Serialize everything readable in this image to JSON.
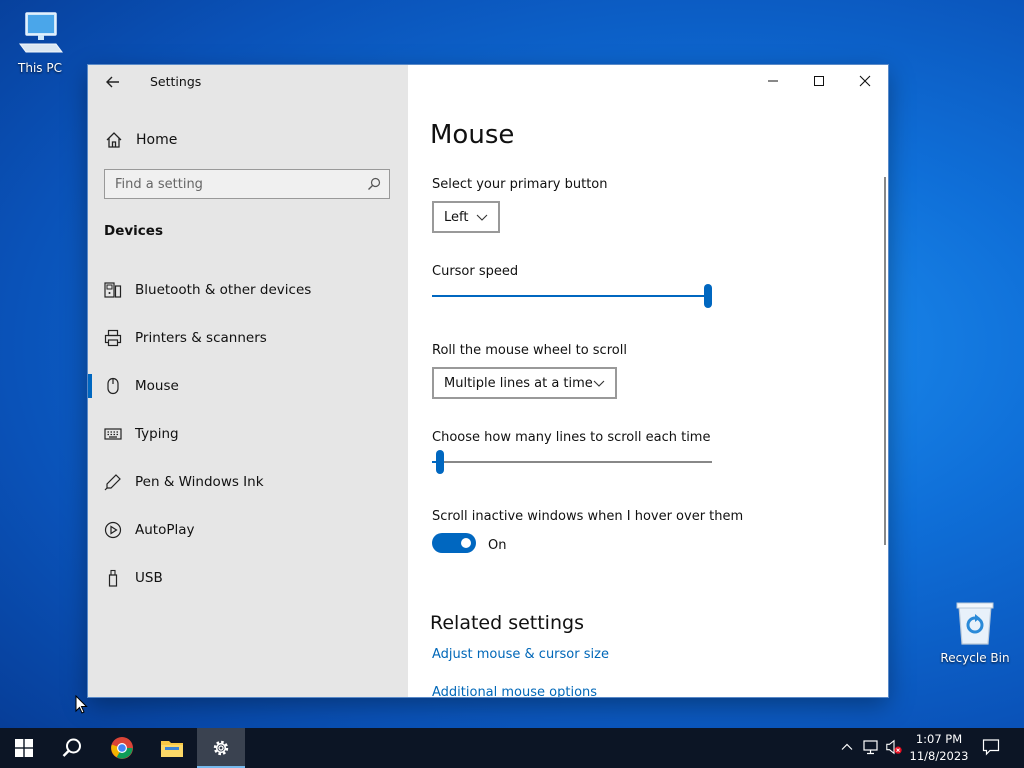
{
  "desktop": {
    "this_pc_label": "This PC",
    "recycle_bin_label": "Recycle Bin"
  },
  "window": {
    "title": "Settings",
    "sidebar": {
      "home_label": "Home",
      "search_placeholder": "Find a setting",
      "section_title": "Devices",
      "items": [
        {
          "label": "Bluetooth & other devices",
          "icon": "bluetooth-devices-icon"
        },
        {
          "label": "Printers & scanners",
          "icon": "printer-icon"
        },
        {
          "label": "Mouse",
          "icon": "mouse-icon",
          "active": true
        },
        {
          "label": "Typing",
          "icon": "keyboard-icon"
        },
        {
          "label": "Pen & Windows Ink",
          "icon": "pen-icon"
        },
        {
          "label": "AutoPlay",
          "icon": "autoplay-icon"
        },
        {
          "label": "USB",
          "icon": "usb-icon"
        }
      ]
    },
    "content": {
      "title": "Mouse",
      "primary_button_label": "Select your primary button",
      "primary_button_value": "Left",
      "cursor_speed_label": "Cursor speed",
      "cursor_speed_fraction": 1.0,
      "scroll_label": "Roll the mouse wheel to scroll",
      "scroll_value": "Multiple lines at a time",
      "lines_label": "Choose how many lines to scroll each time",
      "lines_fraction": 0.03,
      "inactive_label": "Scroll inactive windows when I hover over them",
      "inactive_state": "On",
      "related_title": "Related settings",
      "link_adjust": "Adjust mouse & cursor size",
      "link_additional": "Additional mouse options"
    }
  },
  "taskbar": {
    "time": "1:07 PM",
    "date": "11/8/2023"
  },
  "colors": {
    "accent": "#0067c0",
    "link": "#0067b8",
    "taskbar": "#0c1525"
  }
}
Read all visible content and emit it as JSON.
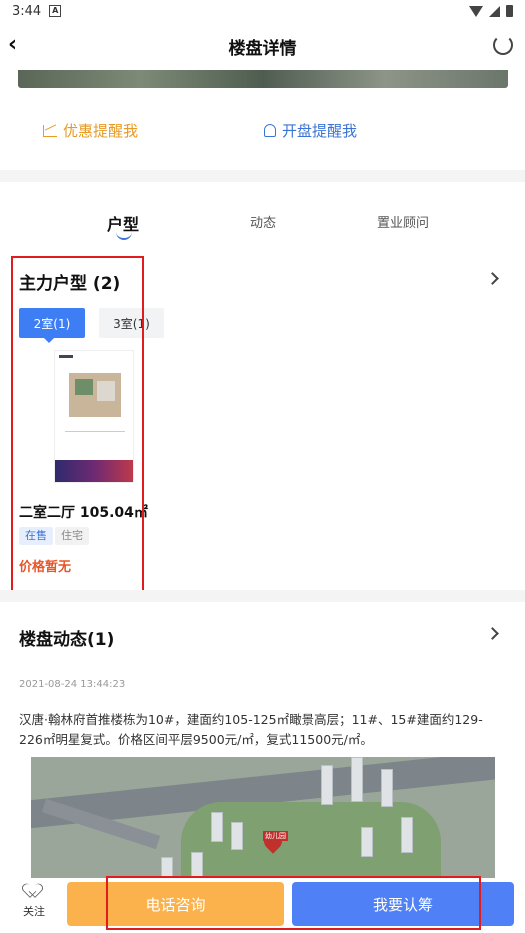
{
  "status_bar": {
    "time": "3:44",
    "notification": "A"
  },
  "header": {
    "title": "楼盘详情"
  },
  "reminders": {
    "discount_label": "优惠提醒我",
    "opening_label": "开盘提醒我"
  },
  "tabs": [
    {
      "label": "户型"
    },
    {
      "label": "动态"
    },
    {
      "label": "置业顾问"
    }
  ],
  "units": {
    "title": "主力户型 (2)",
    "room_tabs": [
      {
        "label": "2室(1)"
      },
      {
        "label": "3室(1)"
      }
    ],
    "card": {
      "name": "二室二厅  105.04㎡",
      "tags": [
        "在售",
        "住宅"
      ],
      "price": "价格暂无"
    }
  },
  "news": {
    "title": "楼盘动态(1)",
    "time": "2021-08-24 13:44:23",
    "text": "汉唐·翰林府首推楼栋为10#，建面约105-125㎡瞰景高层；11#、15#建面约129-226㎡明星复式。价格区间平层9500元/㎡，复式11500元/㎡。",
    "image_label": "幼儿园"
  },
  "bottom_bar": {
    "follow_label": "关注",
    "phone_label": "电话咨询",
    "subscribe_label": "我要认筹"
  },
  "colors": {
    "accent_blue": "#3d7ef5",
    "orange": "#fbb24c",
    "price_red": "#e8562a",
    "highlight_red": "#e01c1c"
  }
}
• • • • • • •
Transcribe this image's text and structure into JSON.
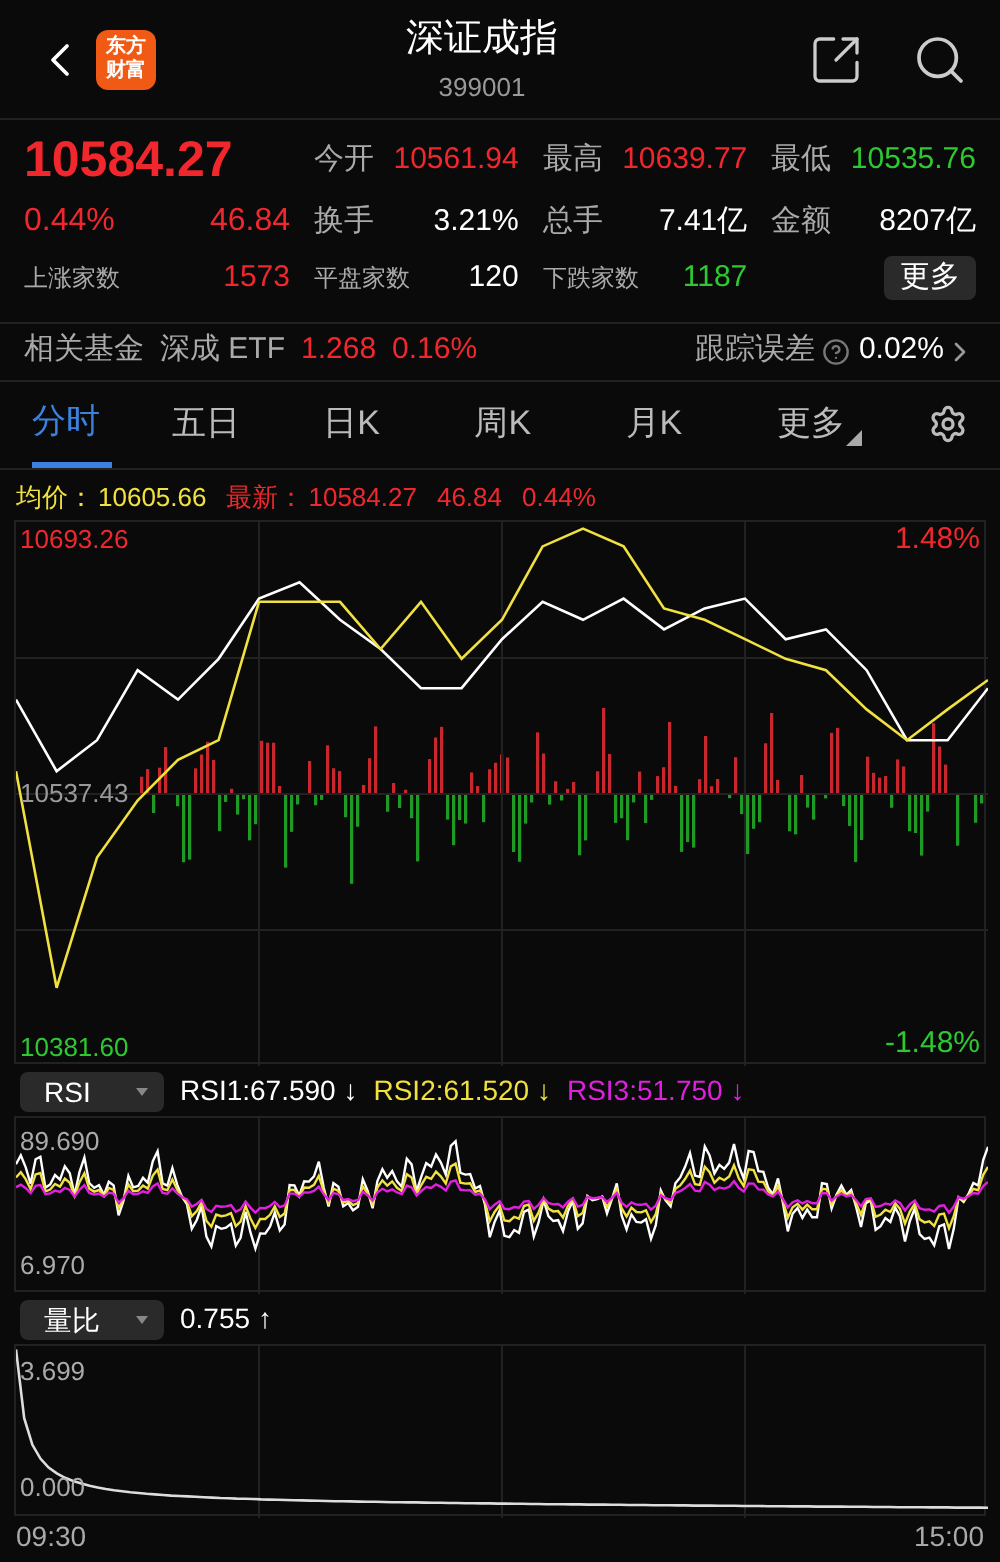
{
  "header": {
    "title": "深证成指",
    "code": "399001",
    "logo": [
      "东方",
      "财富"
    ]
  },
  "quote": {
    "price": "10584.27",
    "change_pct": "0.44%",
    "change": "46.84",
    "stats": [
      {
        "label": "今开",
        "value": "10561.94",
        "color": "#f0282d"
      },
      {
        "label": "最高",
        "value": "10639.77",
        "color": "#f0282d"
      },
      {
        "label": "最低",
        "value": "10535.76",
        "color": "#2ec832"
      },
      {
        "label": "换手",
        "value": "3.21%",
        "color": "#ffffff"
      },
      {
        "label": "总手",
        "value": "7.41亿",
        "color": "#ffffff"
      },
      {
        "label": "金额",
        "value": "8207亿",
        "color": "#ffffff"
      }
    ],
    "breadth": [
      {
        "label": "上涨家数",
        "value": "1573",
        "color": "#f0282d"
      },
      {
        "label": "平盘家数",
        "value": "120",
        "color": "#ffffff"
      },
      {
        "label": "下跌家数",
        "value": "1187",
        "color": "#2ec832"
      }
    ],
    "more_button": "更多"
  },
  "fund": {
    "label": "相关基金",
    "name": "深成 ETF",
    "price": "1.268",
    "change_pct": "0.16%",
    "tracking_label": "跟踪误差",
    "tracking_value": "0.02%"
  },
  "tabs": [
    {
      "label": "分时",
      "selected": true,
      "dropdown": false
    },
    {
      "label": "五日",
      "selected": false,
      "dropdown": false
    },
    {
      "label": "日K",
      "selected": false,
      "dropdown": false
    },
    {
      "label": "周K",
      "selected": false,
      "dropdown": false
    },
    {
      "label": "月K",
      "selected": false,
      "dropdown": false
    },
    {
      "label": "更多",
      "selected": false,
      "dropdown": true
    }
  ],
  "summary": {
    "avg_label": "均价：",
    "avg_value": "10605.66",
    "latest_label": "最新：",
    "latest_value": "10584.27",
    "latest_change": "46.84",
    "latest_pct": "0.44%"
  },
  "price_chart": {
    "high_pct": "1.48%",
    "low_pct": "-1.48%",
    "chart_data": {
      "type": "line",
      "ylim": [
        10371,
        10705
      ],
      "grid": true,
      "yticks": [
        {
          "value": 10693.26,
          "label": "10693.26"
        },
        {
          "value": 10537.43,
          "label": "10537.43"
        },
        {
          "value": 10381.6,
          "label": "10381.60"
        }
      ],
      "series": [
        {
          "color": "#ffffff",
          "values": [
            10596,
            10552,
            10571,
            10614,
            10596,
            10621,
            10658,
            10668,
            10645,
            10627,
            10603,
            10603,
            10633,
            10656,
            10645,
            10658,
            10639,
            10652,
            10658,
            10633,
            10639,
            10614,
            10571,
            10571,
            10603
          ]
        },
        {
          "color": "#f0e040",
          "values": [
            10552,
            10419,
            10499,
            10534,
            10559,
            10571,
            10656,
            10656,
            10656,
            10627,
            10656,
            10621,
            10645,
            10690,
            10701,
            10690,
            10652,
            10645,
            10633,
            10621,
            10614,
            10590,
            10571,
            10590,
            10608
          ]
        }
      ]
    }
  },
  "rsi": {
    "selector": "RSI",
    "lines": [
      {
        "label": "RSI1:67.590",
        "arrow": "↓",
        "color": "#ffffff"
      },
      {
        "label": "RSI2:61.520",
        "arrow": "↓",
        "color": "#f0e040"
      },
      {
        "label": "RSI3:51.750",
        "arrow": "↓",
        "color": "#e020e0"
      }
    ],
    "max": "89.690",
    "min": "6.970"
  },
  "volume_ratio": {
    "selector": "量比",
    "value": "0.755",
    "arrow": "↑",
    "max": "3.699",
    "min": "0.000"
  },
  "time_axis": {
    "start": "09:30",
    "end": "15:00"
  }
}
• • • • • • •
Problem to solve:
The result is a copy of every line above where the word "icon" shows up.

Response to the task:
          "icon": "bluetooth-devices-icon"
          "icon": "printer-icon"
          "icon": "mouse-icon",
          "icon": "keyboard-icon"
          "icon": "pen-icon"
          "icon": "autoplay-icon"
          "icon": "usb-icon"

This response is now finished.